Longtime Nouveau developer Karol Herbst has been leading the work on the Nouveau NIR/SPIR-V changes around OpenCL support since joining Red Hat almost two years ago. Arriving in Mesa recently is the SPIR-V support for Nouveau’s NVC0 Gallium3D driver.
In C++, especially in modern C++, function pointers are a legacy feature from the C language but they still exist in some code bases. SYCL does not provide support for function pointers as this is a limitation posed by the design of OpenCL v1.2 which is the basis of the current SYCL v1.2.1 definition. The good news is that we can use modern C++ to implement a solution that can be used with SYCL. Learn how to do this with examples from Codeplay.
Andrew Richards from Codeplay will be presenting “Using Industry-Standard Techniques to Accelerate AI Software” at this years Linley Fall Processor Conference in Santa Clara. You can learn more about this presentation and download a free white paper by Linley Gwennap, Principal Analyst at the Linley Group.
NVIDIA Nsight Systems 2019.5 is now available. This release release offers several improvements to refine the user experience with CLI sessions for simultaneous usage of more commands, improved GUI timeline zooming levels of detail, enhanced Vulkan API coloring, and Linux GPU context switch trace.
Kiriti Nagesh Gowda from the AMD Radeon Technology Group will be speaking at Graphicon 2019 in Bryansk, Russia on September 25th 2019. The talk will be about the MIVisionX toolkit and how to run inference efficiently using OpenVX and OpenVX Extensions.
Founded in 1976, today Acer is one of the world’s top ICT companies and has a presence in over 160 countries. As Acer looks into the future, it is focused on enabling a world where hardware, software and services will fuse with one another to open up new possibilities for consumers and businesses alike.

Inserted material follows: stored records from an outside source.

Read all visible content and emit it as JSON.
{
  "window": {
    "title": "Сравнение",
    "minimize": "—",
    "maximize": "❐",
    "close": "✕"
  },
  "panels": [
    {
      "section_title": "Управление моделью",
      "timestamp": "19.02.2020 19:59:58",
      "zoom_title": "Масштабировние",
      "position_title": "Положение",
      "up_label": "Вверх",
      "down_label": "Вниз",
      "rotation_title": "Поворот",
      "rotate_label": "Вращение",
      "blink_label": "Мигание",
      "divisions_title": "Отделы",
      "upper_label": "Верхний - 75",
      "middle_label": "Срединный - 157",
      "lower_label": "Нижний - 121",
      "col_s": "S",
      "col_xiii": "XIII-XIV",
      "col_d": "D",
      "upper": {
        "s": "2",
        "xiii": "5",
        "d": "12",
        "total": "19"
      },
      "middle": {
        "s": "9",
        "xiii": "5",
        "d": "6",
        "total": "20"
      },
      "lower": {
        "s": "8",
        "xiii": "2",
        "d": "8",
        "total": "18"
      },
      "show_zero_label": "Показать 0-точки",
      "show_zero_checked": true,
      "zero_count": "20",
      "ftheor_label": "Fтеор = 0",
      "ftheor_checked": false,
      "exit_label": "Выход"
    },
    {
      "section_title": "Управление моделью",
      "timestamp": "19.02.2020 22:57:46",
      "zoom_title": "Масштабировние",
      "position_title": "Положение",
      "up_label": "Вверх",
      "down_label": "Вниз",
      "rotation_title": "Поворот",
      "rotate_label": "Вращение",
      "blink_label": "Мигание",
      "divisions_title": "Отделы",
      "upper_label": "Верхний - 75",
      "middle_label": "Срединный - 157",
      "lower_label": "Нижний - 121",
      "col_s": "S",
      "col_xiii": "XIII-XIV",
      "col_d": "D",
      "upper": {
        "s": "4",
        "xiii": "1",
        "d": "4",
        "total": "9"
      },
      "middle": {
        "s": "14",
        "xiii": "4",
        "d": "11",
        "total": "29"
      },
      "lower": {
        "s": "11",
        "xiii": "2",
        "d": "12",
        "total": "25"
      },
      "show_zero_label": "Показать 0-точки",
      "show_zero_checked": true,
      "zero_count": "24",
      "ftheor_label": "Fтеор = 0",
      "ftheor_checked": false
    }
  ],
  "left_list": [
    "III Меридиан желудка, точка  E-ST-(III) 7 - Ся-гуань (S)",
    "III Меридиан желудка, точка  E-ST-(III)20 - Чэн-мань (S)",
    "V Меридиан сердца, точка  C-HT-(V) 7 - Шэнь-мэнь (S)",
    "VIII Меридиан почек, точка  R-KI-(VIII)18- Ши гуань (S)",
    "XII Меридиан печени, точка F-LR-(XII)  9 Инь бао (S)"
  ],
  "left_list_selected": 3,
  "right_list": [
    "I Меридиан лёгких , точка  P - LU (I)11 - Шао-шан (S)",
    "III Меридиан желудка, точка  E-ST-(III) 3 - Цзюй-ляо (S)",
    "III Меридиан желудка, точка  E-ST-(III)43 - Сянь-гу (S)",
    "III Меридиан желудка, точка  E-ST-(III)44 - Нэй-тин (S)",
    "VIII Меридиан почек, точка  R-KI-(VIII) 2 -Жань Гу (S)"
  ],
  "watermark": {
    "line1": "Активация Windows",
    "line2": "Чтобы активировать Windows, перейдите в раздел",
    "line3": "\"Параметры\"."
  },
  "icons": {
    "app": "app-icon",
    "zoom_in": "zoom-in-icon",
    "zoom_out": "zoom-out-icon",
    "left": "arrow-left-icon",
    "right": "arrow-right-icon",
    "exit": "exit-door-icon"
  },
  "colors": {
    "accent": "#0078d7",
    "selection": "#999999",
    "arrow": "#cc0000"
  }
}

Marxent is the leader in 3D Asset Management for ecommerce. Marxent’s 3D Cloud is the 3D product visualization platform trusted by Macy’s, John Lewis Partners, Ashley Furniture, and other major retailers in the US and Europe. Hosting hundreds of thousands of products and interacting with millions of users per month, the Marxent 3D Cloud is the proven, enterprise 3D product visualization platform.
Heterogeneous-Compute Interface for Portability (HIP) is a runtime API and a conversion tool to help make CUDA programs more portable. It was originally contributed by AMD to the open source community with the intention to ease the effort of making CUDA applications also work on AMD’s ROCm platform.

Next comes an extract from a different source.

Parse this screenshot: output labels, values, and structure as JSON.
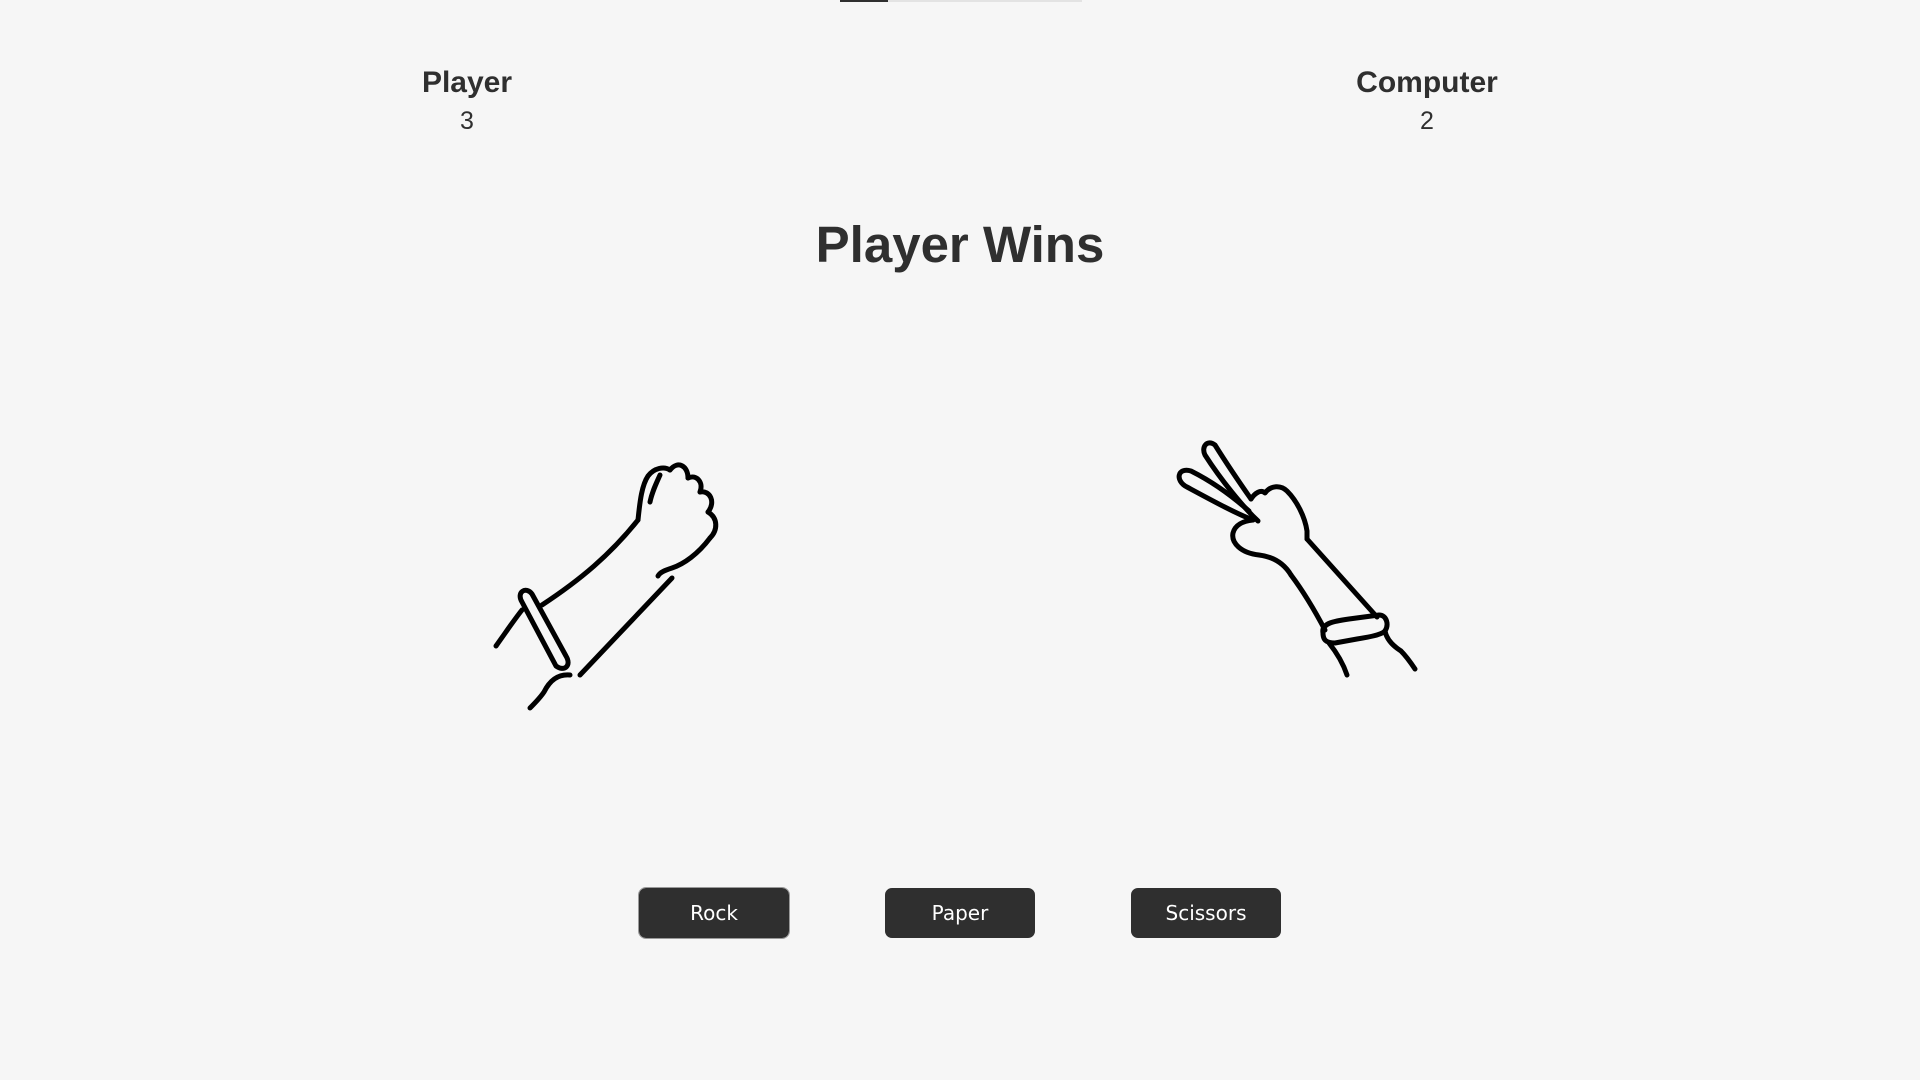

While AMD and NVIDIA share the vast majority of the discrete GPU market, it is useful to make this “CUDA portability enhancement route” available to an even wider set of platforms. Since the Khronos OpenCL standard remains the most widely adopted cross-platform heterogeneous programming API/middleware, it is interesting to study whether HIP could be ported on top of it, expanding its scope potentially to all OpenCL supported devices. We in Customized Parallel Computing group, Tampere University, Finland, are happy to announce that to have worked on such a tool, known as HIPCL, for some time and it’s now published and available in Github.
The first release of HIPCL is a proof-of-concept, but is already useful for end-users. It can run most of the CUDA examples in the HIP repository and the list of supported CUDA applications will grow steadily as we add new features.
On September 19 at AutoSens Brussels, Stephane Strahm of Kalray will be joining other attendees to discuss options for addressing the increasingly complex challenges facing automotive vision system engineers. Pushed by developments in markets such as Advanced Driver Assistance Systems (ADAS) and autonomous vehicles, maintaining component interoperability in increasingly complex vehicle subsystems is proving to be a big obstacle.